TO those who have already been startled by the memoir of Dr. W. Baldwin Spencer on the presence and structure of the pineal gland in Lacertilia, and the evidence that it represents a third eye in a rudimentary condition, it will be interesting to know that among some of the earlier mammals the pineal gland may have assumed functional importance as an eye. Professor Henry F. Osborn[2] shows that in the skull of the curious mammal Tritylodon, of Owen, there is seen a parietal foramen in exactly the same position and relation as in the lizard Sphenodon.

Professor Osborn regards this fact of remarkable interest, as it adds greatly to the rapidly accumulating evidence for the reptilian affinities of the mammalia. Professor Owen, in the description of this unaccountable opening, suggested that it might be due to posthumous injury.

Professor Marsh,[3] in a description of the skull of Diplodocus, a Dinosaur, describes a fontanelle in the parietal on the median line directly over the cerebral cavity. He adds, however, that this may be merely an individual variation.

Professor Cope[4] observes an enormous fronto-parietal foramen in the skull of Empedocles molaris, a curious creature from the Permian.

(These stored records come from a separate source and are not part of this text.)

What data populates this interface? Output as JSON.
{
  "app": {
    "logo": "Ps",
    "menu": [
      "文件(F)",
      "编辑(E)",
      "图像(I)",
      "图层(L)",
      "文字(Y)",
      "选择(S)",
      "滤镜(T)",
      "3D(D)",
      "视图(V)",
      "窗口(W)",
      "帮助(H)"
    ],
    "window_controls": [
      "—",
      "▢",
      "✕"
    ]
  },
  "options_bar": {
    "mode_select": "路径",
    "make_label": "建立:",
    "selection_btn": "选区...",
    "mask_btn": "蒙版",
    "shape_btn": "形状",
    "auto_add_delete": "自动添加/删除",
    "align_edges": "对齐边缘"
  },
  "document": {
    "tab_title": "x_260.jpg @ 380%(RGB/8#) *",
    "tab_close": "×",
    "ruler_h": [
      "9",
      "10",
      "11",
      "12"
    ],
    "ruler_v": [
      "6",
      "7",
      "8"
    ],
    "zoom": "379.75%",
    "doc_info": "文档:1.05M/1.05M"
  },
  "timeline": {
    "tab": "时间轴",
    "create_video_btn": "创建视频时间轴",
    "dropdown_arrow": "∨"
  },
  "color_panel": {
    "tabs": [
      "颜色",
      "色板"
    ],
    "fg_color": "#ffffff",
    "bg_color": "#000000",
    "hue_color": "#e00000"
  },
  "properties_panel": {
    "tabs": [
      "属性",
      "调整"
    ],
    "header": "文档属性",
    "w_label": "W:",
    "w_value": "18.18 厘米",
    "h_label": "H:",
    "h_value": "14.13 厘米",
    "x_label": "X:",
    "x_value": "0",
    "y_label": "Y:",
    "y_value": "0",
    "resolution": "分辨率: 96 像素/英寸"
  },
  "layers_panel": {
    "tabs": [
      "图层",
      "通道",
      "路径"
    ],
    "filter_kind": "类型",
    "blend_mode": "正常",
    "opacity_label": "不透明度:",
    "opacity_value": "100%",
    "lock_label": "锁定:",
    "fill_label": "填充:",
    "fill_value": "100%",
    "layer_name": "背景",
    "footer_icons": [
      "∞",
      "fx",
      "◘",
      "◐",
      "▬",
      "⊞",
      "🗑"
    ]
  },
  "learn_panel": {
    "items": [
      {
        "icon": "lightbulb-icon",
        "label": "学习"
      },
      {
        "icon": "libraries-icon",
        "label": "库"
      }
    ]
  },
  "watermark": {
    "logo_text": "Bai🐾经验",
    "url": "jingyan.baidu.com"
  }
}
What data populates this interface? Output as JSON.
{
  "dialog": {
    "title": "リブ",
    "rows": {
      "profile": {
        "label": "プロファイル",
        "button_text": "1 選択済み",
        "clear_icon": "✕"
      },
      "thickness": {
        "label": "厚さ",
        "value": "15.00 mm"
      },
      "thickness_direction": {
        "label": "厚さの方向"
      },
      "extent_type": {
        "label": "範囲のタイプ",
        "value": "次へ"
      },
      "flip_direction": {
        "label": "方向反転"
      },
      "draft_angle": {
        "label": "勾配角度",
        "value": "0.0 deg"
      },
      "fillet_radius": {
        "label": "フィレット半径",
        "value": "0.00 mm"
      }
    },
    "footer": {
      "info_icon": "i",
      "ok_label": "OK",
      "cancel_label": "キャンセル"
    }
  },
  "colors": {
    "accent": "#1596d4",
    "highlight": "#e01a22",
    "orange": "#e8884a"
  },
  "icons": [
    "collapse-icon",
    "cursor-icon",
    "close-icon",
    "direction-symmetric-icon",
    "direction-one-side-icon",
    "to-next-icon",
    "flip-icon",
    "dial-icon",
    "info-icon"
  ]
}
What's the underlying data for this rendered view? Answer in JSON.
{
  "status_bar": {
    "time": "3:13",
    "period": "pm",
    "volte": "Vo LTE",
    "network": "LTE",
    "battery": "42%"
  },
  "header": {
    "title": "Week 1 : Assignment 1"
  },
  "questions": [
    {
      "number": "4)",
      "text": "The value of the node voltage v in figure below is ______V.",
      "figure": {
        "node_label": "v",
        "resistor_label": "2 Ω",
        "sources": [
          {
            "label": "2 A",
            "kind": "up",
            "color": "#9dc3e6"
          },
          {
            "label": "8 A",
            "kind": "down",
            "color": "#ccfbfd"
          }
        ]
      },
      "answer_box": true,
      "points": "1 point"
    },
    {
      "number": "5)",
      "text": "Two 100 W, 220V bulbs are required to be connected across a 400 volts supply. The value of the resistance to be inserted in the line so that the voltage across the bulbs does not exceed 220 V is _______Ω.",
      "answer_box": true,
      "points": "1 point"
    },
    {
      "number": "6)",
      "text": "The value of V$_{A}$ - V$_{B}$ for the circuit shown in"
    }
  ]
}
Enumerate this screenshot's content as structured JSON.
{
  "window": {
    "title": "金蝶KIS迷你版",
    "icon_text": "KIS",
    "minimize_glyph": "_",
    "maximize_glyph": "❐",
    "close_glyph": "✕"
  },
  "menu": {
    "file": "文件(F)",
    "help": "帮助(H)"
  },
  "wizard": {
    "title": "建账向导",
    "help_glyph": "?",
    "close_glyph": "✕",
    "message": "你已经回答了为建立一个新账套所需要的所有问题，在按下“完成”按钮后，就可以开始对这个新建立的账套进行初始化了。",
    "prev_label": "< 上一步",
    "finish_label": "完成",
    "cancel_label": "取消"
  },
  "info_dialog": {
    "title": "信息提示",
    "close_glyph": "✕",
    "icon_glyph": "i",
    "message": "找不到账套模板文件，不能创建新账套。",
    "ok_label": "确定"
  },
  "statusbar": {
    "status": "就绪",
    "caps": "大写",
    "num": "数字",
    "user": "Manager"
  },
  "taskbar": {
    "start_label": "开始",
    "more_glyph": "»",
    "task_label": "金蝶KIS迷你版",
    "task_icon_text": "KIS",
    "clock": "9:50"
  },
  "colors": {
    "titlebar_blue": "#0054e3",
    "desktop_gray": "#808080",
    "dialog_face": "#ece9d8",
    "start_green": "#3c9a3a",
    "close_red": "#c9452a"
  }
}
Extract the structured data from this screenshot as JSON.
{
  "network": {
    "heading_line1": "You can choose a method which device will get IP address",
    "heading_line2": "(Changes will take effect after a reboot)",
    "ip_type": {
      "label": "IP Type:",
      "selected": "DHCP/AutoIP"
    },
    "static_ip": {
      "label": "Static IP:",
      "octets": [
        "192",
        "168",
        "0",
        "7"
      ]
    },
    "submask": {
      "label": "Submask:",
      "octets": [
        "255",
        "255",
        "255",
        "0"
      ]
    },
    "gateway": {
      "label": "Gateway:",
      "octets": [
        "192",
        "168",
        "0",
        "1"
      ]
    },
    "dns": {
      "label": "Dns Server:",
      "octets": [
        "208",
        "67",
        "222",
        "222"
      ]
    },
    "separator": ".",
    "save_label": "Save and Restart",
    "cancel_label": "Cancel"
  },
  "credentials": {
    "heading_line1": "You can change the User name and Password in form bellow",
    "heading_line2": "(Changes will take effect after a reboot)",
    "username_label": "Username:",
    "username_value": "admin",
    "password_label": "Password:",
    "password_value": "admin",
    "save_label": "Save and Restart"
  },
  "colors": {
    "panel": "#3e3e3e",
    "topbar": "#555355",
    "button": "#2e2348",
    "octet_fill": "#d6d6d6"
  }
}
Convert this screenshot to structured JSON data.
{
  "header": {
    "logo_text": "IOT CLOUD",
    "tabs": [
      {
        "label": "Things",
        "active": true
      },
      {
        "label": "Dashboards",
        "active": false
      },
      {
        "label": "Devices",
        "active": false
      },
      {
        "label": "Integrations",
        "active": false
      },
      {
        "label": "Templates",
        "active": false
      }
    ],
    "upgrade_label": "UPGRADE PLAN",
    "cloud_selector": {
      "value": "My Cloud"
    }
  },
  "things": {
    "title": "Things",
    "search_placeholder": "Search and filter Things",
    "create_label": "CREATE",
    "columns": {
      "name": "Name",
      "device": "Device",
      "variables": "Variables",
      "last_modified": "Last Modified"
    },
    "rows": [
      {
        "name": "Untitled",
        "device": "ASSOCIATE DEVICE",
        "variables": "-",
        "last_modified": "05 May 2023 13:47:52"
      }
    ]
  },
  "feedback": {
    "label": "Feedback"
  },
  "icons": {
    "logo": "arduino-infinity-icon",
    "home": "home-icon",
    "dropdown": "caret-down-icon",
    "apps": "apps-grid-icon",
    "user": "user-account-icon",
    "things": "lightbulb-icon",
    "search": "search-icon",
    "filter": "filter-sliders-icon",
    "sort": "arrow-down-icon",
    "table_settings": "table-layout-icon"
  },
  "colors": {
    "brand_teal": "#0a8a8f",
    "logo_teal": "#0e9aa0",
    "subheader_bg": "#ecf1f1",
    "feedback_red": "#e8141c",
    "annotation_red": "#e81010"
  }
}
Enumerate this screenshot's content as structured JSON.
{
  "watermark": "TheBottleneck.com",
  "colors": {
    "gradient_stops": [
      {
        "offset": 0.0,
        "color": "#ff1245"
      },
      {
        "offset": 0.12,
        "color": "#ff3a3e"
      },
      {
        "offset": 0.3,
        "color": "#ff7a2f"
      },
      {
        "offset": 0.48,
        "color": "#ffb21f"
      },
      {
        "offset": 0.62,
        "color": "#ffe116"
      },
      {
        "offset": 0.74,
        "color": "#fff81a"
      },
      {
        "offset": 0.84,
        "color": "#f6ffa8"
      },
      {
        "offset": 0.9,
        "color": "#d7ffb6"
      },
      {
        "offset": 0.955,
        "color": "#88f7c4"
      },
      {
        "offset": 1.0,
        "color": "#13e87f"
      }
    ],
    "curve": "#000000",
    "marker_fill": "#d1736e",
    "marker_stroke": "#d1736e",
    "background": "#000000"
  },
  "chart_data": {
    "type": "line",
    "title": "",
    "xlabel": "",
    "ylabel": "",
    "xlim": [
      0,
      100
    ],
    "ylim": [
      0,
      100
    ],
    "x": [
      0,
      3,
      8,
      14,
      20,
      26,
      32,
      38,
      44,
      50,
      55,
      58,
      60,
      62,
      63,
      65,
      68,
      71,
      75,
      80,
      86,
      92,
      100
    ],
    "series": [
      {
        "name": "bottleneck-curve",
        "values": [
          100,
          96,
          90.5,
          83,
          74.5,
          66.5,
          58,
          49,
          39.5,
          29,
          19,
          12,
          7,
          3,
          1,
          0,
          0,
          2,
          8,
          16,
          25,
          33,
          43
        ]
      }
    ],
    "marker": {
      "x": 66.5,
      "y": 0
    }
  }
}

It would appear evident from these facts that at one time the pineal gland, which in the mammals is in a rudimentary condition, and in certain Lacertilia sufficiently perfect, as an eye, to be sensitive to light impressions at least, was, in certain extinct mammals and reptiles, of large size and functionally active. It is a significant fact that no sooner does some one opposed to evolution undertake to lay down the law by setting a boundary to type-features, than a discovery is made that breaks down the barrier. Thus, Dr. Thomas Dwight,[5] in an interesting memoir on the "Significance of Bone Structure," in which he makes a brave defense for teleology, says, in speaking of the persistence of the vertebrate plan, "There are never, for instance, more than two eyes or one mouth or two pairs of limbs," and, lo! an extra eye is immediately added.

  1. Address of the retiring President of the American Association for the Advancement of Science, delivered at the New York meeting, August 10, 1887.
  2. "Science," vol. ix, p. 114.
  3. "American Journal of Science and Arts," vol. xxvii, p. 161.
  4. "Proceedings of the American Philosophical Society," 1878, p. 516.
  5. "Memoirs of the British Society of Natural History," vol. iv, No. 1.